There's no excuse for it, either.  No amount of "oh, he had a bad childhood, that's why he lashes out at others" is an acceptable reason for bullying someone else.  If we make that excuse for bullies, where do we stop?  Do we excuse rapists and abusers because they might have had a shitty past?!  I think most people reading this know exactly where I stand on that.

Maybe I'm being idealistic, but in my eyes it's really very simple.  We teach children that everyone has worth.  That everyone deserves to be treated with respect and compassion.  We encourage them to realise that it doesn't matter what a person looks like; it really is what's inside that counts.  We explain that judging someone because their nose is too big, or their stomach is too fat, or they don't wear the right clothes makes you a much uglier person than the subject of your nastiness.  And we stick to that.  We say it when they're little kids, starting primary school.  We remind them, when they're 11 and getting ready to go to secondary.  We tell them again when they're in their teens and oh so conscious of their own looks and everyone else's.  We never stop.  And we make it easy for kids who experience bullying to report it to a trusted adult and we DO SOMETHING ABOUT IT when they do.  Not say "oh, ignore it."  Not make excuses for the bully.  We crack down on it and we crack down hard.  Because ONE young person taking their own life every year due to bullying is far too many.  The most recent statistic I could find for Britain was twenty per year.  That's nearly two a month.  And that's appalling.

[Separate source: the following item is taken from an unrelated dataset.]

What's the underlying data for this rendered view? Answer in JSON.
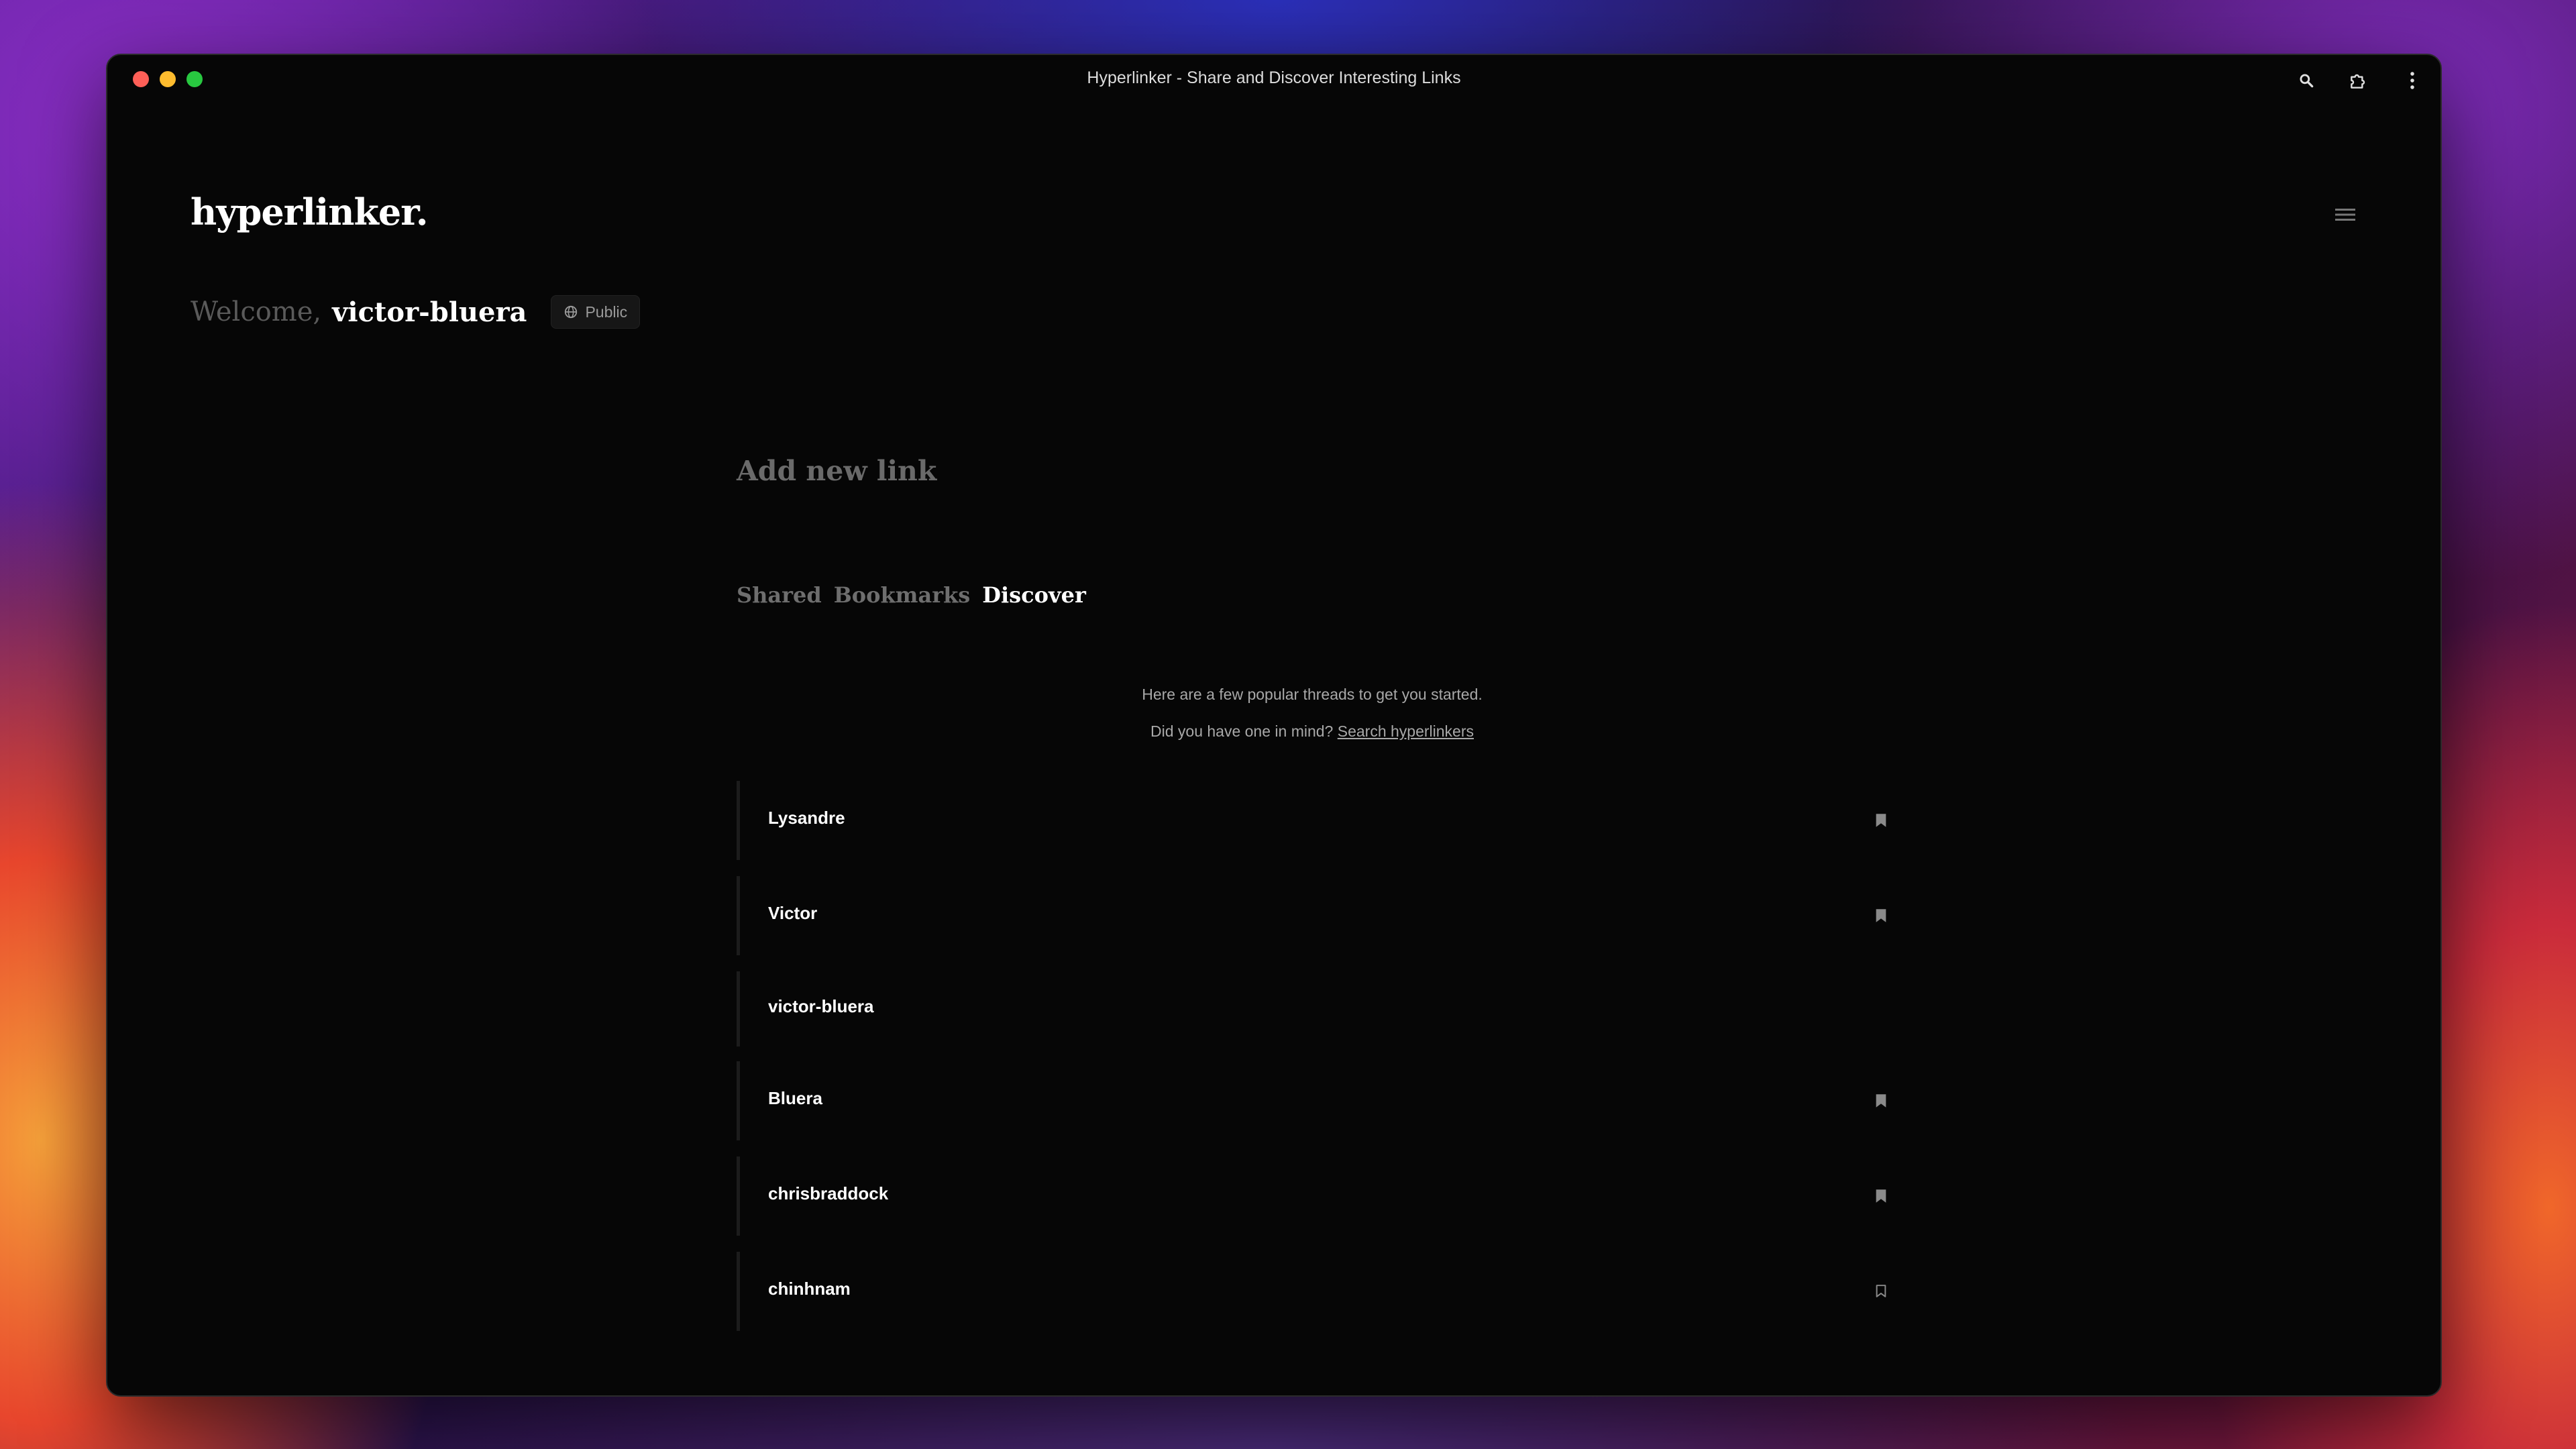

Sure, I don't disagree that we need to be making sure that kids are staying in school and being helped to become decent members of society.  I'm not advocating kicking the bullies out and letting them languish and drift into lives of crime, or anything like that.  What I am saying is that the victims of bullying need to be helped first and the whole thing needs to be stamped upon as firmly as possible.  Bullying is not acceptable and if you're reading this and thinking "nah, it's harmless enough" then scroll back up and read what happened to me.  IT IS NOT ACCEPTABLE.

Ruining someone's self-confidence because you don't find them attractive enough is abhorrent.  Shouting abuse at someone because they don't fit in with your ideals makes you little more than an ape.  And that's offensive to apes.

For what it's worth, I've managed to scrape back a relatively healthy amount of the confidence I lost due to bullying.  But I'm not exaggerating when I say it took years.  And of course, I never got all of it back; I'm still the first person to put myself down and say I'm not pretty enough. And frankly, that's not acceptable, either.

I use the word "hate" casually, just like we all do.  I hate text-speak.  I hate shows like TOWIE and Geordie Shores.  But I loathe bullying.  I despise it with a genuine rage.  I hope everyone I know feels the same.  And I hope there'll come a day when I won't need to write ranting blog posts like this, because schools will have the problem sorted and there won't be any teenagers taking their own lives because of bullying.  Until then, I will continue to shout back against it:  Bullying is vile.  And I bloody hate it.